First, let me state my understanding of the definitions–since I have heard differing definitions. Intensity = The metric employed to qualify the lbs of resistance relative to the one time maximum (e.g., if 100 lbs were the max, working with 75 lbs would be working with 75% intensity). Density = The metric employed to qualify the total lbs resisted in a given unit of time (so the guy who does 16 sets of 8 reps in his 45 minute workout obtains greater density than the guy who oogles at the T-Vixen on the squat rack and only manages 12 sets of 8 reps before his 45 minutes are up). TUT (Time Under Tension) = the metric used to qualify the amount of time spent under tension when performing a set. (Total Time Under Tension [TTUT] would be the some total of all TUT at workout’s end). Ok, now for the question. Which do you think, for you, has been the greatest factor when it came to yeilding increases in strength? Of course, all 3, it would seem, contribute to strength gain but which one (if any)in your experience out as being superior for securing strength gain?
Your vernacular is very good. Now, I have a question for you.
What type of strength are you looking to improve?
I’m inquiring with respect to all types of strength but am most interested in an increase in strength which results in the ability to move more lbs (for any/all types of weight training exercises). At this point, I’m not striving to lift greater lbs myself–just doing some (admittedly anecdotal) research.
You can’t isolate just one, because without a consideration of intensity, density and TUT are worthless (i.e., increasing the density or TUT of 1-lb. squats won’t accomplish jack). There is also direct entailment of TUT by density (though not necessarily vice versa) to further complicate things.
In that case, I’d have to go with intensity.
I agree with the above. Intensity will be your best measurment.
strentgh is matter of firing (contracting) more muscle cells. This is accomplished in 2 ways. High intensity for the concentric motion since you have gravity helping you in the eccentric and accelerating a weight at a rapid rate. So what that means is lift really high intensity for a low number reps or lift at medium to low intensity for really fast reps for a low number of reps. Both methods will get your body used to firing more muscle. laters pk
Yes, that’s rather obvious. I was hoping for a more “charitable” interpretation of my post! Which 1 of the 3 do you think would yield greater strength gains provided the other 2 remained constant as per your current workout regime? That is, if you could only increase 1 of the 3, which do you think, in your experience (for you), would render best results for strength increase?

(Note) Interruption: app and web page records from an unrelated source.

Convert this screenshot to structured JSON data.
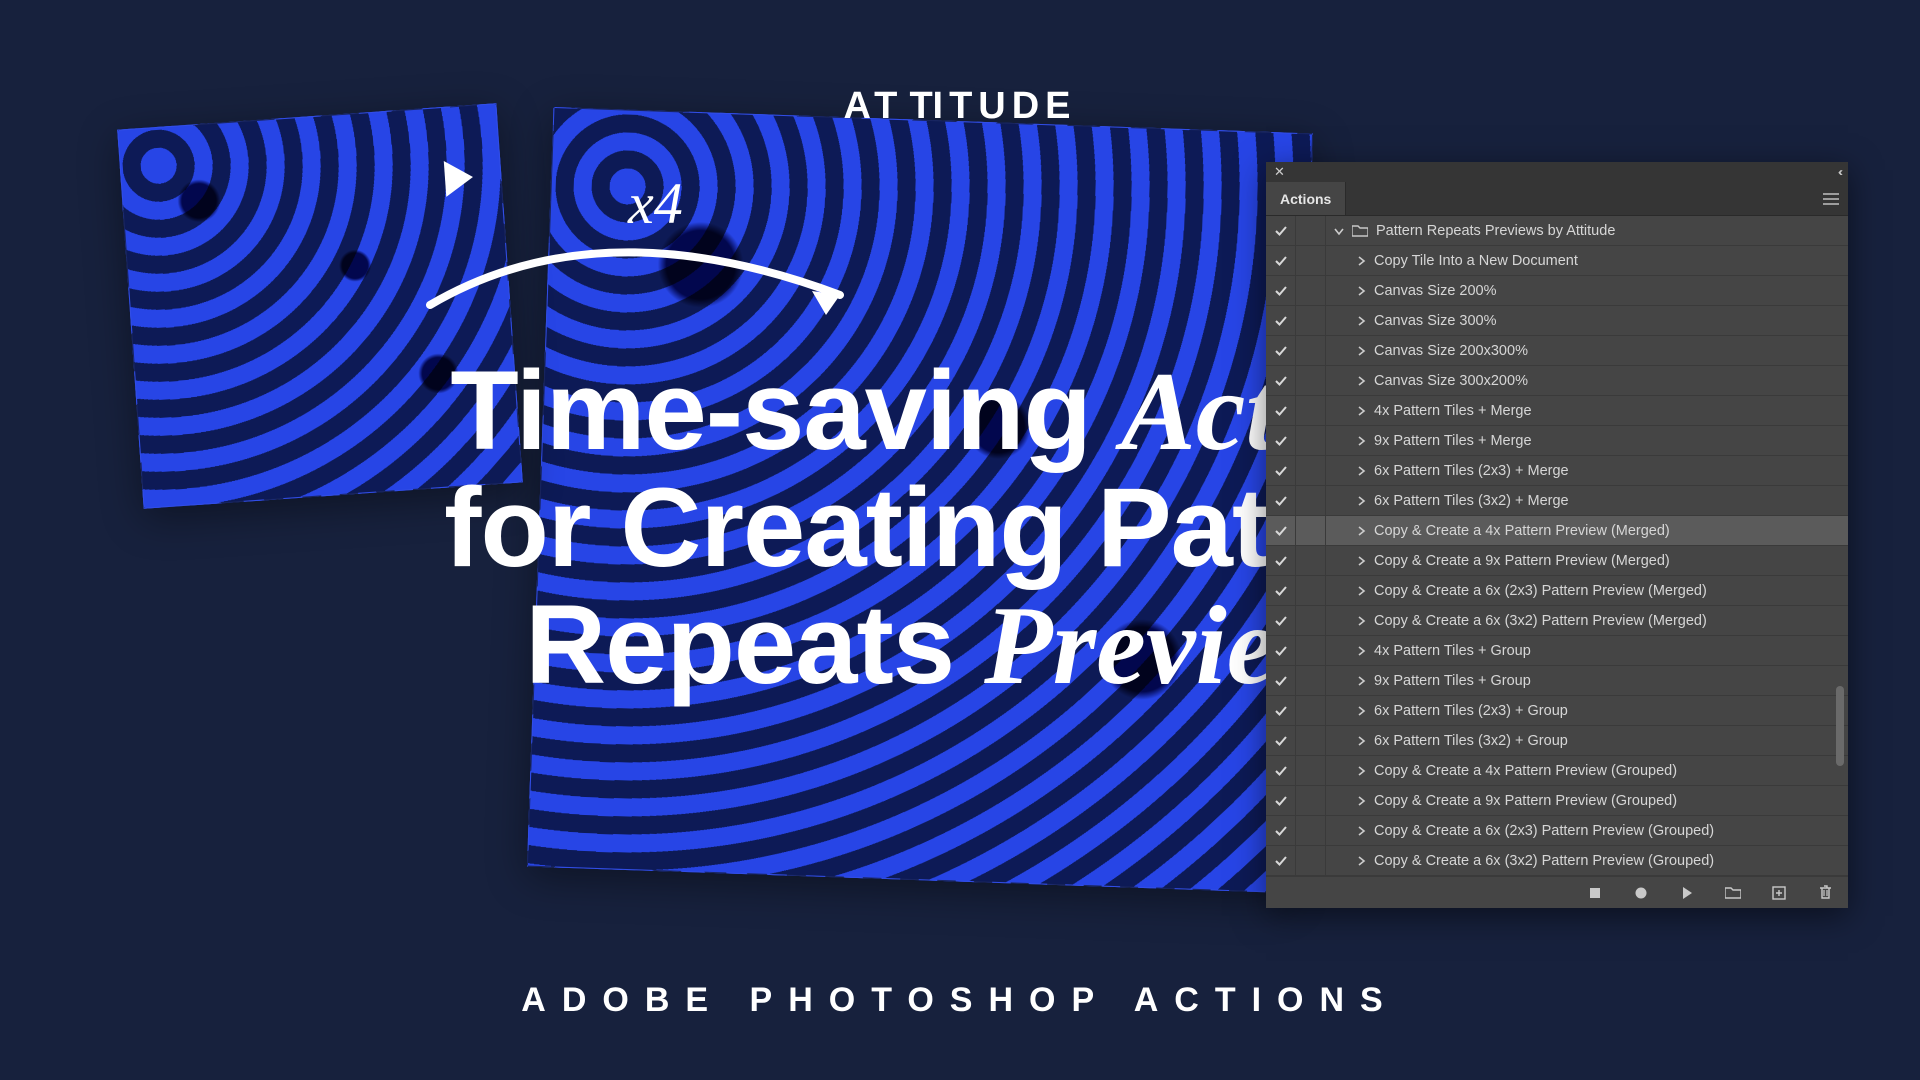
{
  "brand": "ATTITUDE",
  "scale_label": "x4",
  "headline_parts": {
    "p1": "Time-saving ",
    "p2_em": "Actions",
    "p3": "for Creating Pattern",
    "p4": "Repeats ",
    "p5_em": "Previews"
  },
  "subtitle": "ADOBE PHOTOSHOP ACTIONS",
  "panel": {
    "tab_label": "Actions",
    "set_name": "Pattern Repeats Previews by Attitude",
    "actions": [
      {
        "label": "Copy Tile Into a New Document"
      },
      {
        "label": "Canvas Size 200%"
      },
      {
        "label": "Canvas Size 300%"
      },
      {
        "label": "Canvas Size 200x300%"
      },
      {
        "label": "Canvas Size 300x200%"
      },
      {
        "label": "4x Pattern Tiles + Merge"
      },
      {
        "label": "9x Pattern Tiles + Merge"
      },
      {
        "label": "6x Pattern Tiles (2x3) + Merge"
      },
      {
        "label": "6x Pattern Tiles (3x2) + Merge"
      },
      {
        "label": "Copy & Create a 4x Pattern Preview (Merged)",
        "selected": true
      },
      {
        "label": "Copy & Create a 9x Pattern Preview (Merged)"
      },
      {
        "label": "Copy & Create a 6x (2x3) Pattern Preview (Merged)"
      },
      {
        "label": "Copy & Create a 6x (3x2) Pattern Preview (Merged)"
      },
      {
        "label": "4x Pattern Tiles + Group"
      },
      {
        "label": "9x Pattern Tiles + Group"
      },
      {
        "label": "6x Pattern Tiles (2x3) + Group"
      },
      {
        "label": "6x Pattern Tiles (3x2) + Group"
      },
      {
        "label": "Copy & Create a 4x Pattern Preview (Grouped)"
      },
      {
        "label": "Copy & Create a 9x Pattern Preview (Grouped)"
      },
      {
        "label": "Copy & Create a 6x (2x3) Pattern Preview (Grouped)"
      },
      {
        "label": "Copy & Create a 6x (3x2) Pattern Preview (Grouped)"
      }
    ]
  }
}
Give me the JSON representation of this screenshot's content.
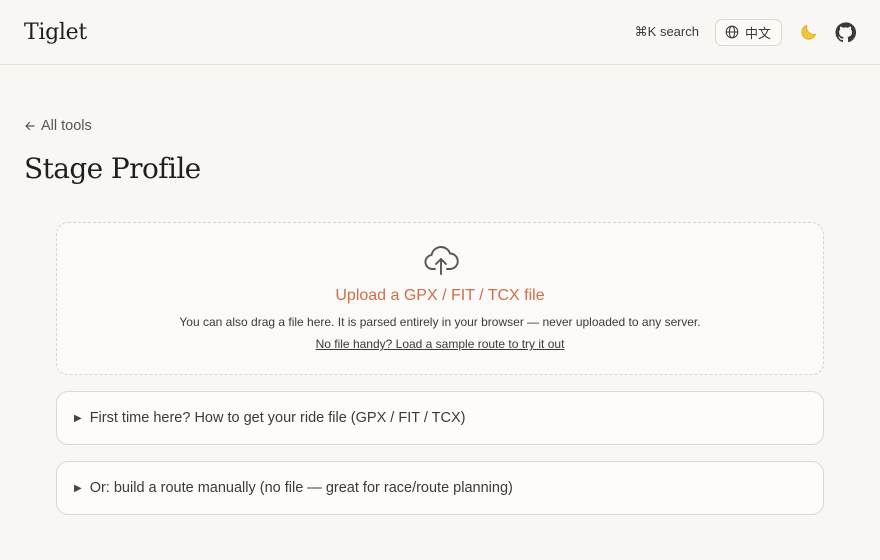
{
  "header": {
    "brand": "Tiglet",
    "search_hint": "⌘K search",
    "language_label": "中文"
  },
  "nav": {
    "back_label": "All tools"
  },
  "page": {
    "title": "Stage Profile"
  },
  "upload": {
    "title": "Upload a GPX / FIT / TCX file",
    "description": "You can also drag a file here. It is parsed entirely in your browser — never uploaded to any server.",
    "sample_link": "No file handy? Load a sample route to try it out"
  },
  "accordions": [
    {
      "label": "First time here? How to get your ride file (GPX / FIT / TCX)"
    },
    {
      "label": "Or: build a route manually (no file — great for race/route planning)"
    }
  ],
  "colors": {
    "accent": "#cf6e47",
    "background": "#f9f7f3"
  }
}
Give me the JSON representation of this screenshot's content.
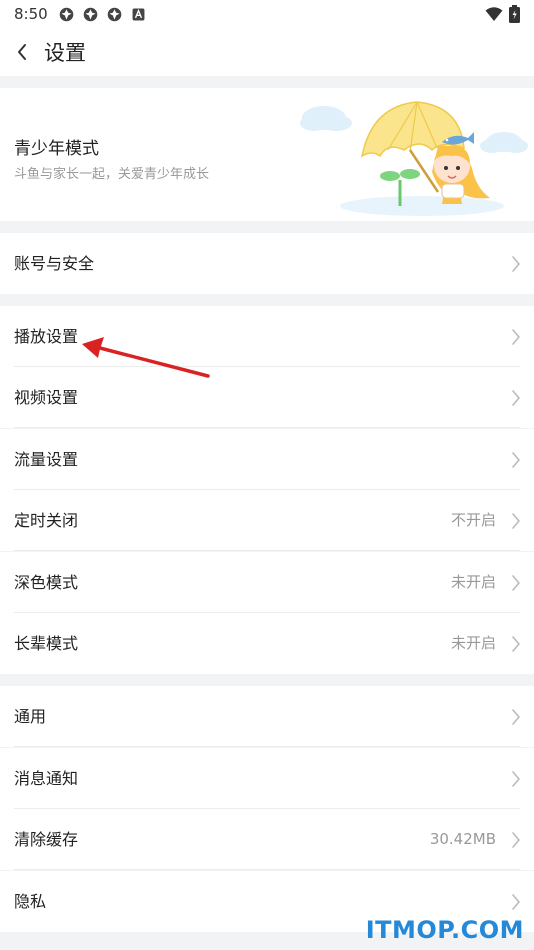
{
  "status_bar": {
    "time": "8:50",
    "icons": [
      "settings-gear-icon",
      "settings-gear-icon",
      "settings-gear-icon",
      "a-badge-icon"
    ],
    "right_icons": [
      "wifi-icon",
      "battery-icon"
    ]
  },
  "header": {
    "title": "设置",
    "back_icon": "chevron-left-icon"
  },
  "youth_mode": {
    "title": "青少年模式",
    "subtitle": "斗鱼与家长一起，关爱青少年成长",
    "illustration": "girl-with-umbrella"
  },
  "groups": [
    {
      "rows": [
        {
          "label": "账号与安全",
          "value": ""
        }
      ]
    },
    {
      "rows": [
        {
          "label": "播放设置",
          "value": ""
        },
        {
          "label": "视频设置",
          "value": ""
        },
        {
          "label": "流量设置",
          "value": ""
        },
        {
          "label": "定时关闭",
          "value": "不开启"
        },
        {
          "label": "深色模式",
          "value": "未开启"
        },
        {
          "label": "长辈模式",
          "value": "未开启"
        }
      ]
    },
    {
      "rows": [
        {
          "label": "通用",
          "value": ""
        },
        {
          "label": "消息通知",
          "value": ""
        },
        {
          "label": "清除缓存",
          "value": "30.42MB"
        },
        {
          "label": "隐私",
          "value": ""
        }
      ]
    }
  ],
  "annotation": {
    "type": "red-arrow",
    "target": "播放设置",
    "color": "#d92323"
  },
  "watermark": "ITMOP.COM",
  "colors": {
    "background": "#f2f3f5",
    "card": "#ffffff",
    "text_primary": "#222222",
    "text_secondary": "#999999",
    "watermark": "#2489d8"
  }
}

A good way for me to relate this is to compare it to Ian King’s 12 weeks to Super Strength. He would have you working the upper body two times a week, working many different angles and exercise types. The weeks were split into 3 weeks light, 3 weeks heavy, 3 weeks light, 3 weeks really heavy.
I’d have to say that during the light weeks, he focused on amazing TUTs (eg. 12 reps of 1 1/3 flyes, urg). And during the heavy weeks, he focused on high intensity.
Other coaches (Christian springs to mind) would have you do lots of sets of high intensity (ie. 10 x 2).
At this point, I’d have to say it varies to the individual. I’ve had much better luck with King’s program than any “powerlifter” program that I’ve tried. But obviously, that’s just me.